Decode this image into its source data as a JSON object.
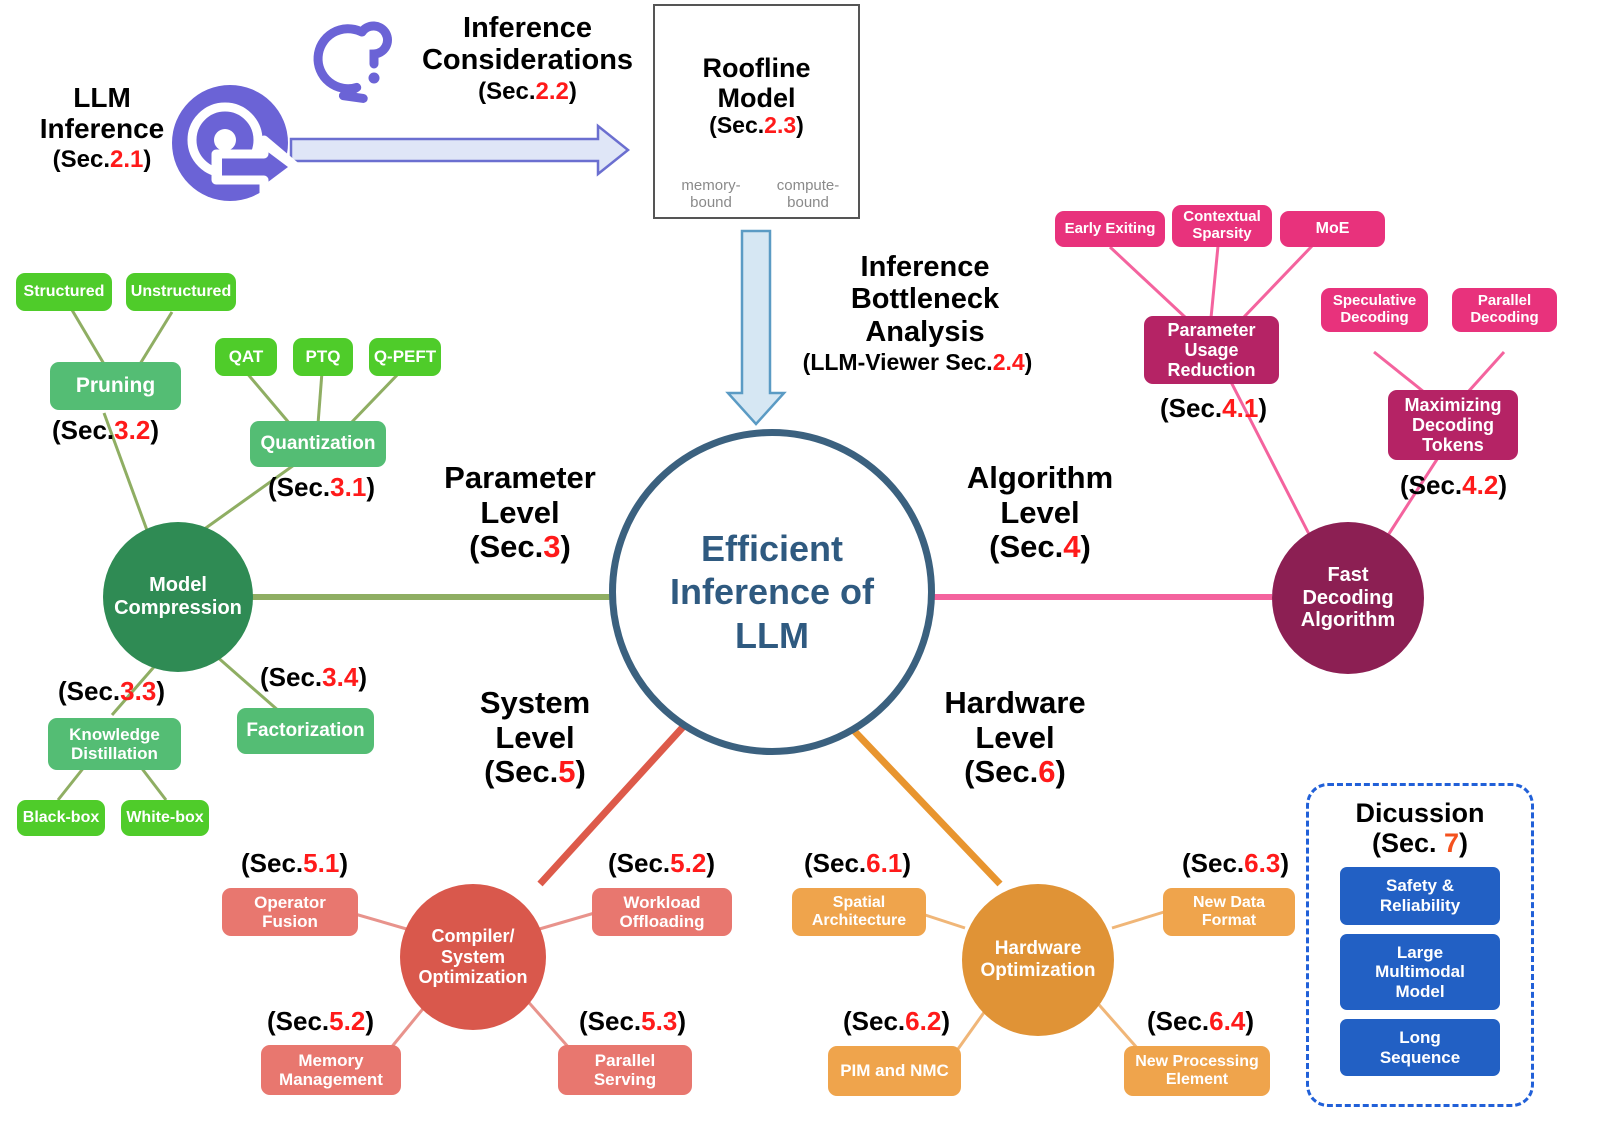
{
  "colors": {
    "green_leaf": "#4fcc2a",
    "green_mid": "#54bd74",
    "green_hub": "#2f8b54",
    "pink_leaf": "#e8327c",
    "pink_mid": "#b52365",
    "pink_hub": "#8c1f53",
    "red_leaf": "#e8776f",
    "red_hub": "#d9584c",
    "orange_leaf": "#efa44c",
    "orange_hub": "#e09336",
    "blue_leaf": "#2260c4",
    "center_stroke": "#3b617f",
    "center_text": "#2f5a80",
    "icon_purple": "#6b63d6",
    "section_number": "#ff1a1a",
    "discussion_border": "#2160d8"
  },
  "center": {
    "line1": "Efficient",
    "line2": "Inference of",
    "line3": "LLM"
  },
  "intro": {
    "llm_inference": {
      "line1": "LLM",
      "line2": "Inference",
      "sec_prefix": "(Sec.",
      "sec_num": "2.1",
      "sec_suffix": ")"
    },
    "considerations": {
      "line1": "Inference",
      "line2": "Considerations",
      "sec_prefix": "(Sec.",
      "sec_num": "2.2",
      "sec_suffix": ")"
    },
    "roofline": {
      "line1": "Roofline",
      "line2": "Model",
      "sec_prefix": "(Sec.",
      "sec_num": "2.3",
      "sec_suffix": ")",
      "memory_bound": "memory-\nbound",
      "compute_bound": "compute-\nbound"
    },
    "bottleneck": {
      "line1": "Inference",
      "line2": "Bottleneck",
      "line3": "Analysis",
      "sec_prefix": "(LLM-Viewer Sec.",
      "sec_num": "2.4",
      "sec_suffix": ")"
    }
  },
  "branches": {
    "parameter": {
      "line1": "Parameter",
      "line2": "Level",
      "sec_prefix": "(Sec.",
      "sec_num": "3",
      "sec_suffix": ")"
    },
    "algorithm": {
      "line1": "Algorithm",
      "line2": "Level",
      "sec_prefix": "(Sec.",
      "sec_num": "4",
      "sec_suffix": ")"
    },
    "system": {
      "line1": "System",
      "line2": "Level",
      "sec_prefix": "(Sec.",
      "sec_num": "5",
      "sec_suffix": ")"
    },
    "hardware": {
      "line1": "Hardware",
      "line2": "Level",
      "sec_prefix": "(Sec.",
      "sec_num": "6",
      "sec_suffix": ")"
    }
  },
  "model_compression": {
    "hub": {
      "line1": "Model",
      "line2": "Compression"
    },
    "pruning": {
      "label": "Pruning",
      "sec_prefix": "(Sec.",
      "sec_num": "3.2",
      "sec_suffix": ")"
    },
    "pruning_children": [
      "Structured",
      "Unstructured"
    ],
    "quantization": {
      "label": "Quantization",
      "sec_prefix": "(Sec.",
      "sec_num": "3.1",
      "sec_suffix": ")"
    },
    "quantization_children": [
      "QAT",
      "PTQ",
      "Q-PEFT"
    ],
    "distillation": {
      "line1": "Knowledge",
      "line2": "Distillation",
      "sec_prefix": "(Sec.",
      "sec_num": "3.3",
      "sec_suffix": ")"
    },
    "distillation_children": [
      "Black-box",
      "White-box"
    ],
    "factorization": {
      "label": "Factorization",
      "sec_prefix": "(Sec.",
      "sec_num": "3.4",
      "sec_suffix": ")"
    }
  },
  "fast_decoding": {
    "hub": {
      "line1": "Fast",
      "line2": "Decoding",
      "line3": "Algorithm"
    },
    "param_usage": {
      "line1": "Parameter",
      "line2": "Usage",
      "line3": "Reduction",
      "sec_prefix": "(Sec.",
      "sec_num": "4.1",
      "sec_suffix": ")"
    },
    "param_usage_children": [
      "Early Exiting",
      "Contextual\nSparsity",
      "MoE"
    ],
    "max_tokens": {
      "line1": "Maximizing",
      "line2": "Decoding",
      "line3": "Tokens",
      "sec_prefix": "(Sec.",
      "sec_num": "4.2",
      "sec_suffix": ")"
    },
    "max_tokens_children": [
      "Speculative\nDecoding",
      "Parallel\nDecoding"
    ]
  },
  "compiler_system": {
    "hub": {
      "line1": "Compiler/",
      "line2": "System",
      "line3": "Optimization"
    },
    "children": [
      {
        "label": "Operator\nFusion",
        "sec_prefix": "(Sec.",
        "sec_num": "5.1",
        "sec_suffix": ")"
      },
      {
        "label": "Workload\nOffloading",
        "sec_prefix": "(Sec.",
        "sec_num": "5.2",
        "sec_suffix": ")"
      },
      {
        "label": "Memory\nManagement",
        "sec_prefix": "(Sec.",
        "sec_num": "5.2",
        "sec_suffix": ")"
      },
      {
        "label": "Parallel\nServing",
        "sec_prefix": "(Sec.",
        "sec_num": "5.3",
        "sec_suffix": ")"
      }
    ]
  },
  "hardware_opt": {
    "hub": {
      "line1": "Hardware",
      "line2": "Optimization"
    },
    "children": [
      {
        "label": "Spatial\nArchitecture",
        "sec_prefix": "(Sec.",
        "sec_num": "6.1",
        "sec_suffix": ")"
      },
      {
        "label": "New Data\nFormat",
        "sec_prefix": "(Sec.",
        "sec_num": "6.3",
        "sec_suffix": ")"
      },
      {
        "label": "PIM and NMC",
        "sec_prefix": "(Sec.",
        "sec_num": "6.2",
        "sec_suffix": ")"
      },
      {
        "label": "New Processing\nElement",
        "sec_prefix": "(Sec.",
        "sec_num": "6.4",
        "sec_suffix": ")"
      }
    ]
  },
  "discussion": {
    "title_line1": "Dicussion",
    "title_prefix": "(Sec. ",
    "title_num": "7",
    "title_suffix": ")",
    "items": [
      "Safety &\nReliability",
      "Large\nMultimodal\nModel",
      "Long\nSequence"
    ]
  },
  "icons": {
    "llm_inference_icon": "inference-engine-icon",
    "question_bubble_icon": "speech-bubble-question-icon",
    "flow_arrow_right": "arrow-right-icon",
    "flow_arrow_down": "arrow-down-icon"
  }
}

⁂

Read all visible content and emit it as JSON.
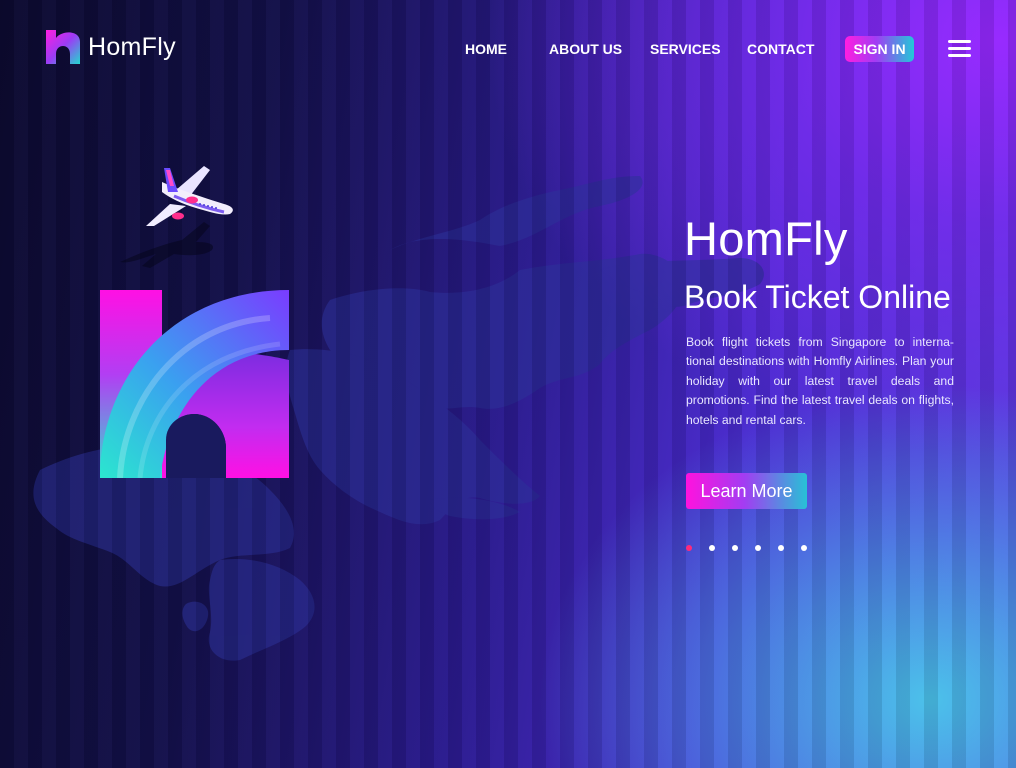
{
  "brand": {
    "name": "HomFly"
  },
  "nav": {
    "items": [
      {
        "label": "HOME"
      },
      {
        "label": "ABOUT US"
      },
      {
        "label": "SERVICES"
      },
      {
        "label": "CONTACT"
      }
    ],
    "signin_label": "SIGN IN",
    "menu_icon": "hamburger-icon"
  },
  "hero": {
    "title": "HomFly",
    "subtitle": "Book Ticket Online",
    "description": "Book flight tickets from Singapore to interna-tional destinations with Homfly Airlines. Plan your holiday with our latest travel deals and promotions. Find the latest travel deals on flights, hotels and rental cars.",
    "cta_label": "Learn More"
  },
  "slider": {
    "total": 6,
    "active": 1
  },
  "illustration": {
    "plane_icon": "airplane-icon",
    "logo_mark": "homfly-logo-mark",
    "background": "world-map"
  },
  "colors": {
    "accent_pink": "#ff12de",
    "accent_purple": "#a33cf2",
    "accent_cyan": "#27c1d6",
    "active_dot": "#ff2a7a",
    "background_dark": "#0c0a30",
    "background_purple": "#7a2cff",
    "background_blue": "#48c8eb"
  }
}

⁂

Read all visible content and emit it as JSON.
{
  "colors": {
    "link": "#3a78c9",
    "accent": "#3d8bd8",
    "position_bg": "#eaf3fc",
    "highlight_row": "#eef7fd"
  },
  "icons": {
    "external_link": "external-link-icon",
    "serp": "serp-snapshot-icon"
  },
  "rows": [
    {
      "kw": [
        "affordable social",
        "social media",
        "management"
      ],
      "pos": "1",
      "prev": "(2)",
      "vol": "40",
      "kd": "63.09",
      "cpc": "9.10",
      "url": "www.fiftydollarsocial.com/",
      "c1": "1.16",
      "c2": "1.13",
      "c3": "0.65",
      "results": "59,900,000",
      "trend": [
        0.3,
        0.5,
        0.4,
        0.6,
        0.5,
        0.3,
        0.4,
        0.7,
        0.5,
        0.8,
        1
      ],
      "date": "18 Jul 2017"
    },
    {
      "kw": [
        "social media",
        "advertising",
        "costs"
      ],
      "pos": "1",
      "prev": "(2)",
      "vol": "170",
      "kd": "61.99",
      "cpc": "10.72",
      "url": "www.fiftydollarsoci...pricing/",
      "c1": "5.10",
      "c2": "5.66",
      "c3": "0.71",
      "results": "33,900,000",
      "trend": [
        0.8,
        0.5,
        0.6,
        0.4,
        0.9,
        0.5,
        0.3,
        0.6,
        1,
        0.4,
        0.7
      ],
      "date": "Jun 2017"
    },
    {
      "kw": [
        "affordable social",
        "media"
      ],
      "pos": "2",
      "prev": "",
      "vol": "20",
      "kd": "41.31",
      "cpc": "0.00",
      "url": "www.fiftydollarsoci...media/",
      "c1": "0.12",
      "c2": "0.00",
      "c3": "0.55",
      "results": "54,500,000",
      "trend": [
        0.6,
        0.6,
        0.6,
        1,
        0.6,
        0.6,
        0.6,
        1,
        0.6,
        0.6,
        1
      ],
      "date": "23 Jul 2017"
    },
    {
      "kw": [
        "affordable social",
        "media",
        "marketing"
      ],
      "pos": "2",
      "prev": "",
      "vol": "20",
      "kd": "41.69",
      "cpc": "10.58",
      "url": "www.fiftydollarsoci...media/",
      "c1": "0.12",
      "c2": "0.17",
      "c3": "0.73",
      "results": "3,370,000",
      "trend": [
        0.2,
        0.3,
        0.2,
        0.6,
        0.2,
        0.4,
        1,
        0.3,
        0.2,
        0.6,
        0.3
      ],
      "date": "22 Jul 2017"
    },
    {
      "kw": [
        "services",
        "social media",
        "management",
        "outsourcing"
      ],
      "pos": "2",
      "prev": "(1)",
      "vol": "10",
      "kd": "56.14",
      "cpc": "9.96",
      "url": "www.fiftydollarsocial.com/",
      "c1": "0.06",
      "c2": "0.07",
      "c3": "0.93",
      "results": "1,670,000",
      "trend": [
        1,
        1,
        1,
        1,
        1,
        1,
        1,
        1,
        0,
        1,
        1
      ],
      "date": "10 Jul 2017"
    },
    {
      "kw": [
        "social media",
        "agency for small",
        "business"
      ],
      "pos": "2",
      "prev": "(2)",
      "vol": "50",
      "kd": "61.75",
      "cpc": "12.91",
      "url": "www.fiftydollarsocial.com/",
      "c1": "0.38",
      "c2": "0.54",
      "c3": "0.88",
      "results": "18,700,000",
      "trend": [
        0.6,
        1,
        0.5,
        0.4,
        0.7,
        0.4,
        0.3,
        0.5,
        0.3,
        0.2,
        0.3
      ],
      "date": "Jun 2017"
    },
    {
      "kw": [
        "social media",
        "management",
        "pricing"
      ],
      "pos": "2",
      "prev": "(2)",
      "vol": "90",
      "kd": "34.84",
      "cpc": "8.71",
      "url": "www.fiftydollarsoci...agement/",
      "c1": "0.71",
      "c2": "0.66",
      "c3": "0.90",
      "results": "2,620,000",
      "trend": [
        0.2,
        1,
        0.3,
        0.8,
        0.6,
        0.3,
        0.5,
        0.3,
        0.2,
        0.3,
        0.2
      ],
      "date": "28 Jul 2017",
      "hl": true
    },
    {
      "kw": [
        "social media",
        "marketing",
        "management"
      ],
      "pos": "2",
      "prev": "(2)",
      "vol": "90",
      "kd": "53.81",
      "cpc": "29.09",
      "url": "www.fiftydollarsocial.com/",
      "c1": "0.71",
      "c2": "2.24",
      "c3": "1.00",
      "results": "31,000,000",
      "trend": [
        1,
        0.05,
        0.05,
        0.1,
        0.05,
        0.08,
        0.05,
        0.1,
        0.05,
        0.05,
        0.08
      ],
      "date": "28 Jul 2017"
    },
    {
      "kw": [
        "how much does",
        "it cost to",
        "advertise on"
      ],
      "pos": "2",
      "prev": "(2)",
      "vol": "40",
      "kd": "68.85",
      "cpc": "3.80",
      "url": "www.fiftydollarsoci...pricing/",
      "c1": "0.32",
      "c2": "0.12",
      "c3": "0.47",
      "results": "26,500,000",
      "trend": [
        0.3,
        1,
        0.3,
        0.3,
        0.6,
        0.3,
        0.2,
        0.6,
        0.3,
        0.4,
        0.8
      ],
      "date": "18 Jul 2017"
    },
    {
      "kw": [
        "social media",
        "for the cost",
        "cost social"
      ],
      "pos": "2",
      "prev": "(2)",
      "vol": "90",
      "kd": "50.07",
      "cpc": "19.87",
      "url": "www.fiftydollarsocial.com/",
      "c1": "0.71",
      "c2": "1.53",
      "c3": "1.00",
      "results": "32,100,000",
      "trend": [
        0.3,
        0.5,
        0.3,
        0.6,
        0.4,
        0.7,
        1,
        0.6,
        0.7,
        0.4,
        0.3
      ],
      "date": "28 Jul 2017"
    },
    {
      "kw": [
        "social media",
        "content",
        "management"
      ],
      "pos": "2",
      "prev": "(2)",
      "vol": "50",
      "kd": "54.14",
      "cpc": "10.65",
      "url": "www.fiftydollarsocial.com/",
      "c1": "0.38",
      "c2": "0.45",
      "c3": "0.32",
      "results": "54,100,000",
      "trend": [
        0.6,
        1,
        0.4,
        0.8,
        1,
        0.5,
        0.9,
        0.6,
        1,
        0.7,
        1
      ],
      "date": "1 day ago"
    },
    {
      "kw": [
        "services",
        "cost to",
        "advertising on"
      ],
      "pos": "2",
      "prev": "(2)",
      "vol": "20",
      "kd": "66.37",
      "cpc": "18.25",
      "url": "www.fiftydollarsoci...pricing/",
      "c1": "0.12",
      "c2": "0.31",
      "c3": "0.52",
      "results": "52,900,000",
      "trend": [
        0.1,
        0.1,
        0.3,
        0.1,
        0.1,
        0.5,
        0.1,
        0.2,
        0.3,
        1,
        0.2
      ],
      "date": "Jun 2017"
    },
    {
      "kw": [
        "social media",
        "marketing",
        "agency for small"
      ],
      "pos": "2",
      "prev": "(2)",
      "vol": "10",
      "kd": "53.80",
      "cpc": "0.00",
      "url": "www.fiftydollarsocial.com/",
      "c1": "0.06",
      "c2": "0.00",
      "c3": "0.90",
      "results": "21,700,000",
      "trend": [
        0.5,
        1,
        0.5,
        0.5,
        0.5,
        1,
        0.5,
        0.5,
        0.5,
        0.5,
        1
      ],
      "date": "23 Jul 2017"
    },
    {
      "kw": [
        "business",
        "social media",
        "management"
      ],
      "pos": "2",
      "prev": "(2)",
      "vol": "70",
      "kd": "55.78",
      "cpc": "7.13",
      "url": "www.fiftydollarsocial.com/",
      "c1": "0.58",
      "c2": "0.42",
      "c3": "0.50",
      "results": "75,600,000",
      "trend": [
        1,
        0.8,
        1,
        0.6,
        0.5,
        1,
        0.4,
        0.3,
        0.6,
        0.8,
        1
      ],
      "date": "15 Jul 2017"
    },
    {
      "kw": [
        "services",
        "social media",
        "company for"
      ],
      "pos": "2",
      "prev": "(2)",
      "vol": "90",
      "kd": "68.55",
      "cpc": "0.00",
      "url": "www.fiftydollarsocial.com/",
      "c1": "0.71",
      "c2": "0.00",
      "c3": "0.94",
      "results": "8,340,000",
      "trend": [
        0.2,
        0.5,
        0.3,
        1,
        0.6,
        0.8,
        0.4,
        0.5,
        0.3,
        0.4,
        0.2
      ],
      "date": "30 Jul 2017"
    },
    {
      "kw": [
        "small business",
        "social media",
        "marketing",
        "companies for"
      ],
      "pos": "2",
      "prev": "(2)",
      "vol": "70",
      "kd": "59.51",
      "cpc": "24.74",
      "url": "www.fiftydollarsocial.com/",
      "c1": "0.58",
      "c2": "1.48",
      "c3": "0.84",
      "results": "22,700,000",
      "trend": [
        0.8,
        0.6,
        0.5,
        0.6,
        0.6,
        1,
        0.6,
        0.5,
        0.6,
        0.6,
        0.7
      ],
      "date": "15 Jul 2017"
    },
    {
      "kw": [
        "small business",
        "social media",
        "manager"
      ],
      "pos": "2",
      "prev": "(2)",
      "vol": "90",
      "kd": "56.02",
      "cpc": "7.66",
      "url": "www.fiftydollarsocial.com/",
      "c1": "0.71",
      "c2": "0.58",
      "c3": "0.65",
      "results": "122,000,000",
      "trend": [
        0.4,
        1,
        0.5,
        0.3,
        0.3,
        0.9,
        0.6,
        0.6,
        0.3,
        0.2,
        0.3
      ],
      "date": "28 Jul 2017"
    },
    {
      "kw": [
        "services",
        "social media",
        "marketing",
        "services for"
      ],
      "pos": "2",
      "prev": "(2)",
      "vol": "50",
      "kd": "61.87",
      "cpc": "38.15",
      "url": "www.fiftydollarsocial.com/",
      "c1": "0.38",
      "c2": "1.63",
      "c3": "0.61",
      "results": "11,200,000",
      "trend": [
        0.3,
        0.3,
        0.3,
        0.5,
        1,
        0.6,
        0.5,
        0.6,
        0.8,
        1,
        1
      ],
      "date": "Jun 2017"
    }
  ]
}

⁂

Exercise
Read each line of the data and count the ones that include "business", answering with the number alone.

Reply to the exercise
4